YOUR ASSIGNMENT — While copying the entries exactly, leave out each picture they contain.

RECORDS —

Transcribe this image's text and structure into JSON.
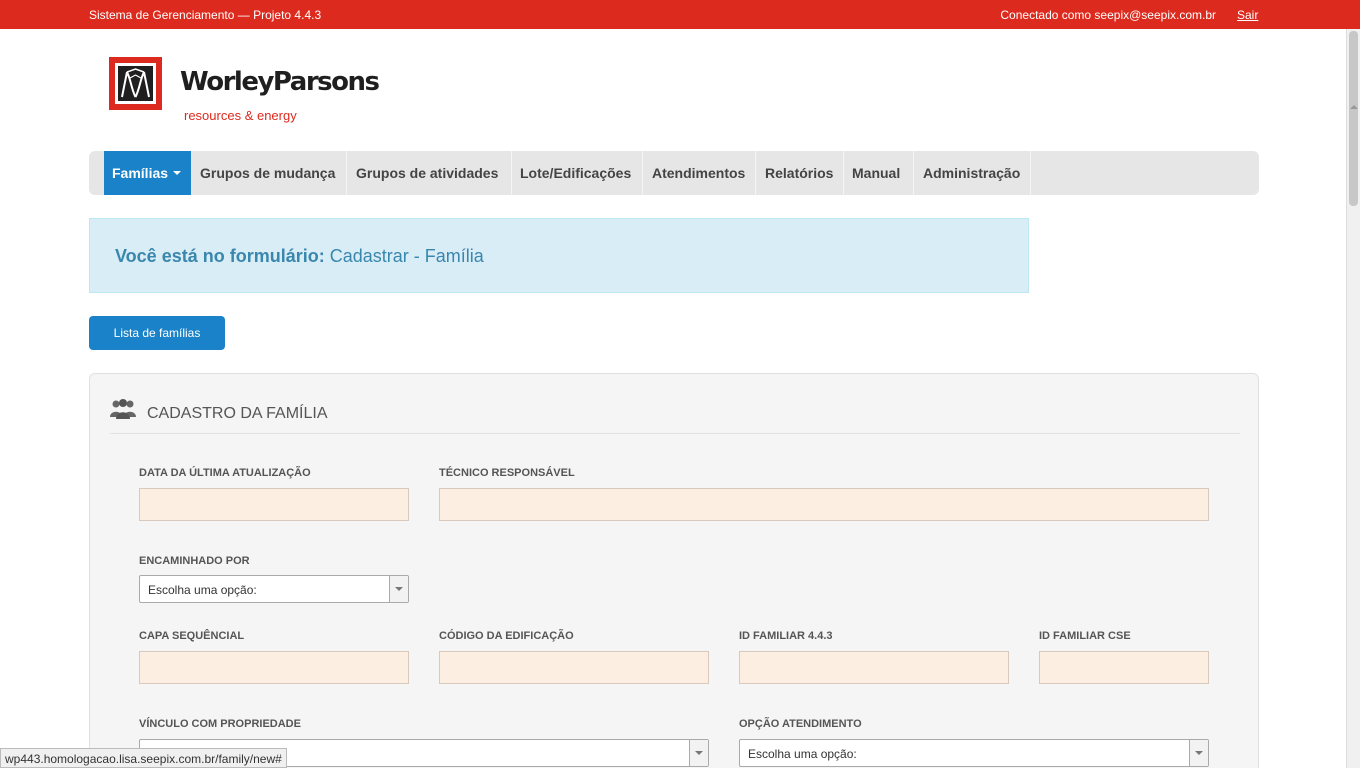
{
  "topbar": {
    "system_title": "Sistema de Gerenciamento — Projeto 4.4.3",
    "connected": "Conectado como seepix@seepix.com.br",
    "logout": "Sair",
    "color": "#dd2a1e"
  },
  "brand": {
    "name": "WorleyParsons",
    "tagline": "resources & energy"
  },
  "nav": {
    "items": [
      {
        "label": "Famílias"
      },
      {
        "label": "Grupos de mudança"
      },
      {
        "label": "Grupos de atividades"
      },
      {
        "label": "Lote/Edificações"
      },
      {
        "label": "Atendimentos"
      },
      {
        "label": "Relatórios"
      },
      {
        "label": "Manual"
      },
      {
        "label": "Administração"
      }
    ],
    "active_color": "#1a82c8"
  },
  "alert": {
    "prefix": "Você está no formulário:",
    "form": "Cadastrar - Família"
  },
  "actions": {
    "list_button": "Lista de famílias"
  },
  "panel": {
    "title": "CADASTRO DA FAMÍLIA",
    "icon": "users-icon",
    "fields": {
      "last_update": {
        "label": "DATA DA ÚLTIMA ATUALIZAÇÃO",
        "value": ""
      },
      "technician": {
        "label": "TÉCNICO RESPONSÁVEL",
        "value": ""
      },
      "referred_by": {
        "label": "ENCAMINHADO POR",
        "selected": "Escolha uma opção:"
      },
      "capa_seq": {
        "label": "CAPA SEQUÊNCIAL",
        "value": ""
      },
      "building_code": {
        "label": "CÓDIGO DA EDIFICAÇÃO",
        "value": ""
      },
      "family_id_443": {
        "label": "ID FAMILIAR 4.4.3",
        "value": ""
      },
      "family_id_cse": {
        "label": "ID FAMILIAR CSE",
        "value": ""
      },
      "property_link": {
        "label": "VÍNCULO COM PROPRIEDADE",
        "selected": ""
      },
      "service_option": {
        "label": "OPÇÃO ATENDIMENTO",
        "selected": "Escolha uma opção:"
      }
    }
  },
  "statusbar": {
    "url": "wp443.homologacao.lisa.seepix.com.br/family/new#"
  }
}
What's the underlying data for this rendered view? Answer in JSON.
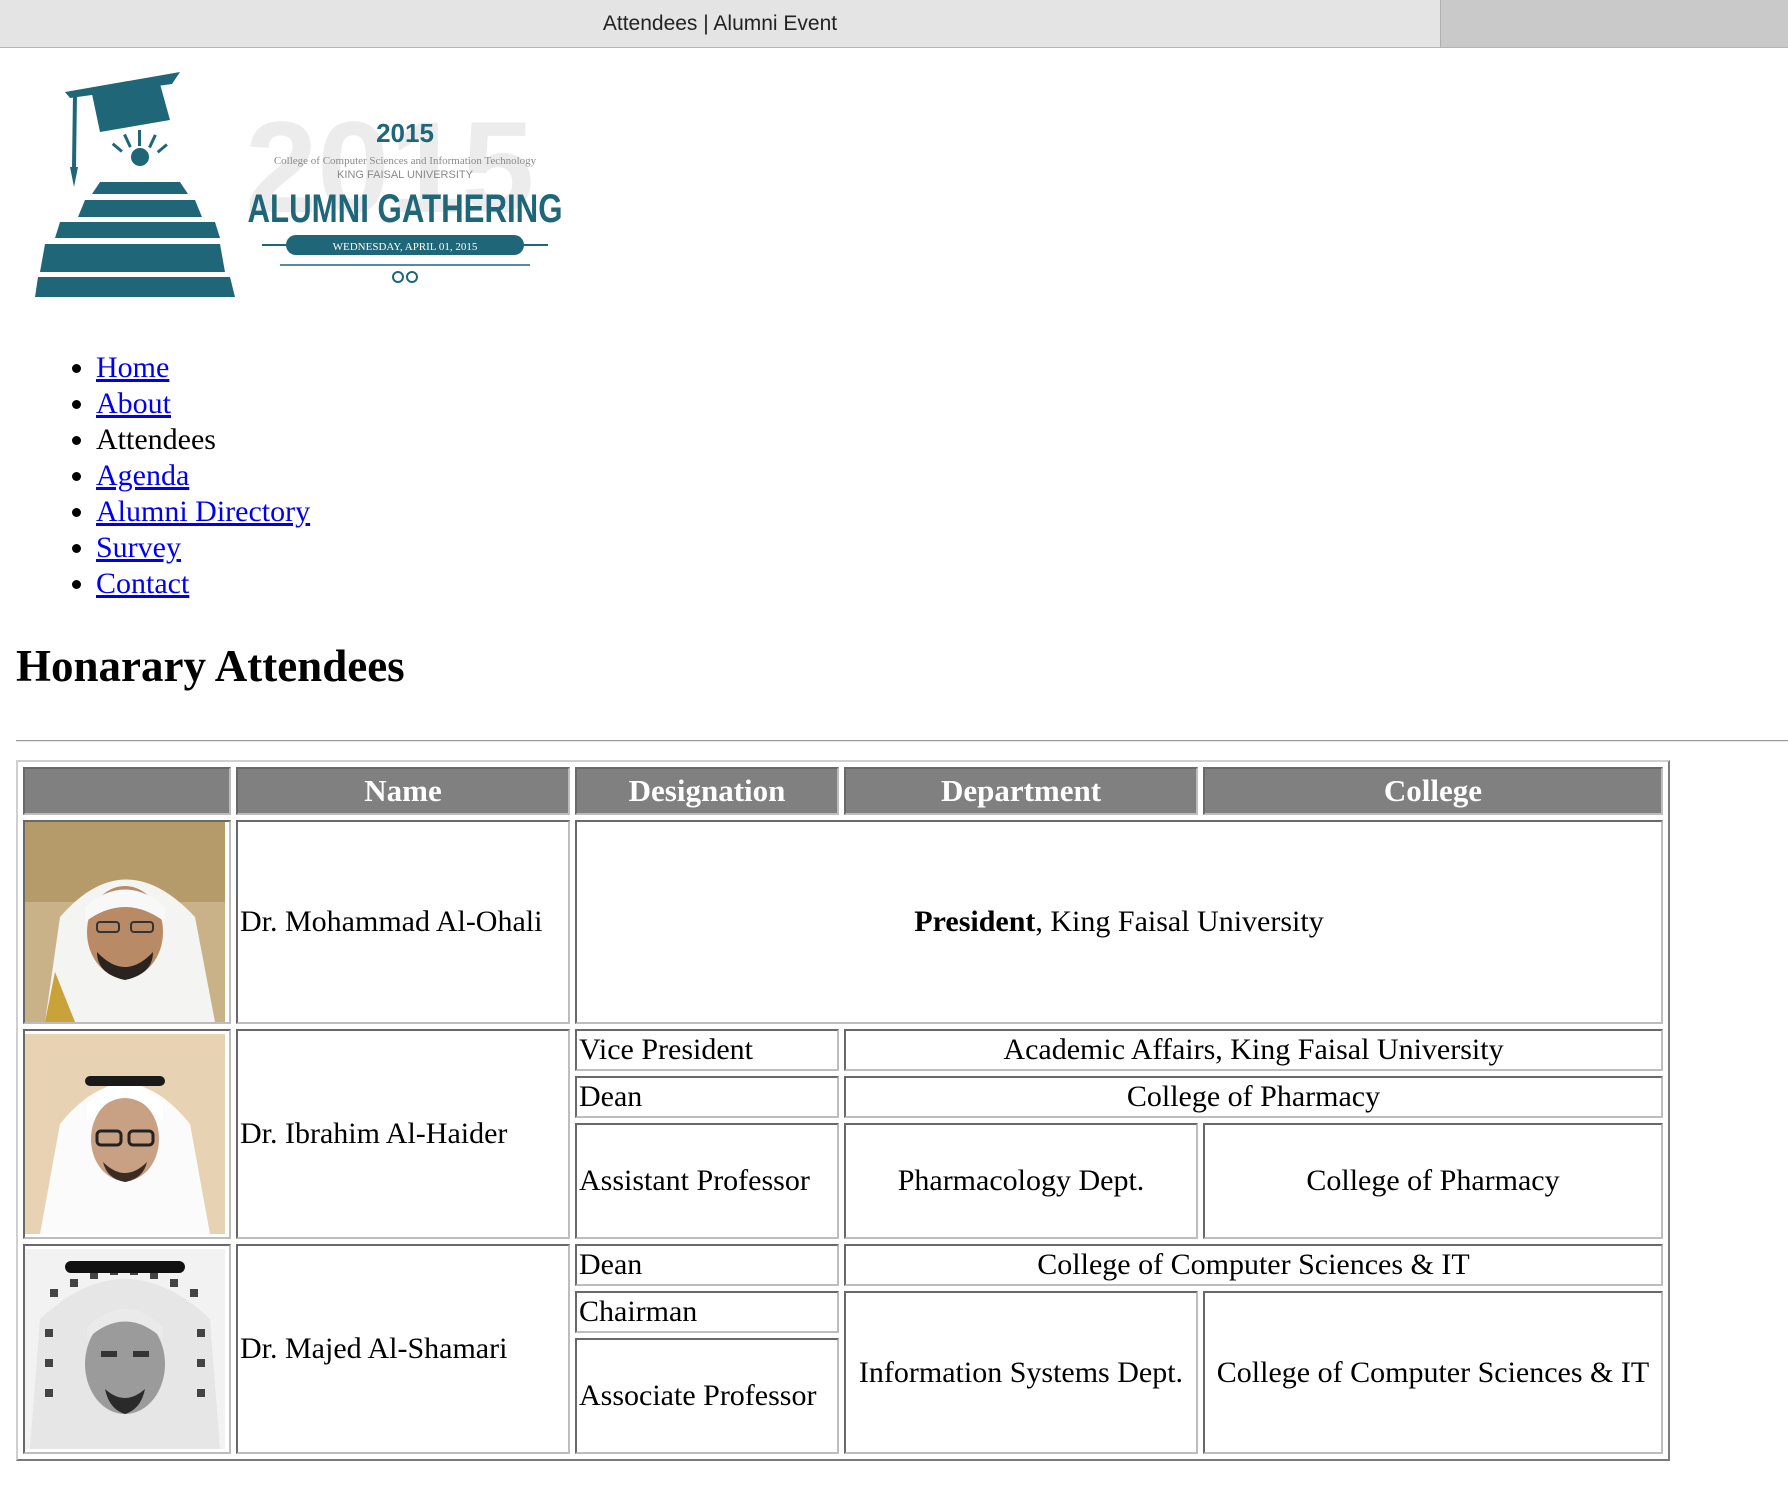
{
  "browser": {
    "tab_title": "Attendees | Alumni Event"
  },
  "logo": {
    "year": "2015",
    "line1": "College of Computer Sciences and Information Technology",
    "line2": "KING FAISAL UNIVERSITY",
    "title": "ALUMNI GATHERING",
    "date": "WEDNESDAY, APRIL 01, 2015",
    "color": "#1f6678"
  },
  "nav": {
    "items": [
      {
        "label": "Home",
        "link": true
      },
      {
        "label": "About",
        "link": true
      },
      {
        "label": "Attendees",
        "link": false
      },
      {
        "label": "Agenda",
        "link": true
      },
      {
        "label": "Alumni Directory",
        "link": true
      },
      {
        "label": "Survey",
        "link": true
      },
      {
        "label": "Contact",
        "link": true
      }
    ]
  },
  "page": {
    "heading": "Honarary Attendees"
  },
  "table": {
    "headers": [
      "",
      "Name",
      "Designation",
      "Department",
      "College"
    ],
    "rows": [
      {
        "name": "Dr. Mohammad Al-Ohali",
        "photo_icon": "person-photo",
        "president_bold": "President",
        "president_rest": ", King Faisal University"
      },
      {
        "name": "Dr. Ibrahim Al-Haider",
        "photo_icon": "person-photo",
        "roles": [
          {
            "designation": "Vice President",
            "dept_college": "Academic Affairs, King Faisal University"
          },
          {
            "designation": "Dean",
            "dept_college": "College of Pharmacy"
          },
          {
            "designation": "Assistant Professor",
            "department": "Pharmacology Dept.",
            "college": "College of Pharmacy"
          }
        ]
      },
      {
        "name": "Dr. Majed Al-Shamari",
        "photo_icon": "person-photo",
        "roles": [
          {
            "designation": "Dean",
            "dept_college": "College of Computer Sciences & IT"
          },
          {
            "designation": "Chairman"
          },
          {
            "designation": "Associate Professor"
          }
        ],
        "department": "Information Systems Dept.",
        "college": "College of Computer Sciences & IT"
      }
    ]
  }
}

RESULT BELOW —
Transcribe this image's text and structure into JSON.
{
  "topbar": {
    "system_title": "Sistema de Gerenciamento — Projeto 4.4.3",
    "connected": "Conectado como seepix@seepix.com.br",
    "logout": "Sair",
    "color": "#dd2a1e"
  },
  "brand": {
    "name": "WorleyParsons",
    "tagline": "resources & energy"
  },
  "nav": {
    "items": [
      {
        "label": "Famílias"
      },
      {
        "label": "Grupos de mudança"
      },
      {
        "label": "Grupos de atividades"
      },
      {
        "label": "Lote/Edificações"
      },
      {
        "label": "Atendimentos"
      },
      {
        "label": "Relatórios"
      },
      {
        "label": "Manual"
      },
      {
        "label": "Administração"
      }
    ],
    "active_color": "#1a82c8"
  },
  "alert": {
    "prefix": "Você está no formulário:",
    "form": "Cadastrar - Família"
  },
  "actions": {
    "list_button": "Lista de famílias"
  },
  "panel": {
    "title": "CADASTRO DA FAMÍLIA",
    "icon": "users-icon",
    "fields": {
      "last_update": {
        "label": "DATA DA ÚLTIMA ATUALIZAÇÃO",
        "value": ""
      },
      "technician": {
        "label": "TÉCNICO RESPONSÁVEL",
        "value": ""
      },
      "referred_by": {
        "label": "ENCAMINHADO POR",
        "selected": "Escolha uma opção:"
      },
      "capa_seq": {
        "label": "CAPA SEQUÊNCIAL",
        "value": ""
      },
      "building_code": {
        "label": "CÓDIGO DA EDIFICAÇÃO",
        "value": ""
      },
      "family_id_443": {
        "label": "ID FAMILIAR 4.4.3",
        "value": ""
      },
      "family_id_cse": {
        "label": "ID FAMILIAR CSE",
        "value": ""
      },
      "property_link": {
        "label": "VÍNCULO COM PROPRIEDADE",
        "selected": ""
      },
      "service_option": {
        "label": "OPÇÃO ATENDIMENTO",
        "selected": "Escolha uma opção:"
      }
    }
  },
  "statusbar": {
    "url": "wp443.homologacao.lisa.seepix.com.br/family/new#"
  }
}
What's the underlying data for this rendered view? Answer in JSON.
{
  "browser": {
    "tab_title": "Attendees | Alumni Event"
  },
  "logo": {
    "year": "2015",
    "line1": "College of Computer Sciences and Information Technology",
    "line2": "KING FAISAL UNIVERSITY",
    "title": "ALUMNI GATHERING",
    "date": "WEDNESDAY, APRIL 01, 2015",
    "color": "#1f6678"
  },
  "nav": {
    "items": [
      {
        "label": "Home",
        "link": true
      },
      {
        "label": "About",
        "link": true
      },
      {
        "label": "Attendees",
        "link": false
      },
      {
        "label": "Agenda",
        "link": true
      },
      {
        "label": "Alumni Directory",
        "link": true
      },
      {
        "label": "Survey",
        "link": true
      },
      {
        "label": "Contact",
        "link": true
      }
    ]
  },
  "page": {
    "heading": "Honarary Attendees"
  },
  "table": {
    "headers": [
      "",
      "Name",
      "Designation",
      "Department",
      "College"
    ],
    "rows": [
      {
        "name": "Dr. Mohammad Al-Ohali",
        "photo_icon": "person-photo",
        "president_bold": "President",
        "president_rest": ", King Faisal University"
      },
      {
        "name": "Dr. Ibrahim Al-Haider",
        "photo_icon": "person-photo",
        "roles": [
          {
            "designation": "Vice President",
            "dept_college": "Academic Affairs, King Faisal University"
          },
          {
            "designation": "Dean",
            "dept_college": "College of Pharmacy"
          },
          {
            "designation": "Assistant Professor",
            "department": "Pharmacology Dept.",
            "college": "College of Pharmacy"
          }
        ]
      },
      {
        "name": "Dr. Majed Al-Shamari",
        "photo_icon": "person-photo",
        "roles": [
          {
            "designation": "Dean",
            "dept_college": "College of Computer Sciences & IT"
          },
          {
            "designation": "Chairman"
          },
          {
            "designation": "Associate Professor"
          }
        ],
        "department": "Information Systems Dept.",
        "college": "College of Computer Sciences & IT"
      }
    ]
  }
}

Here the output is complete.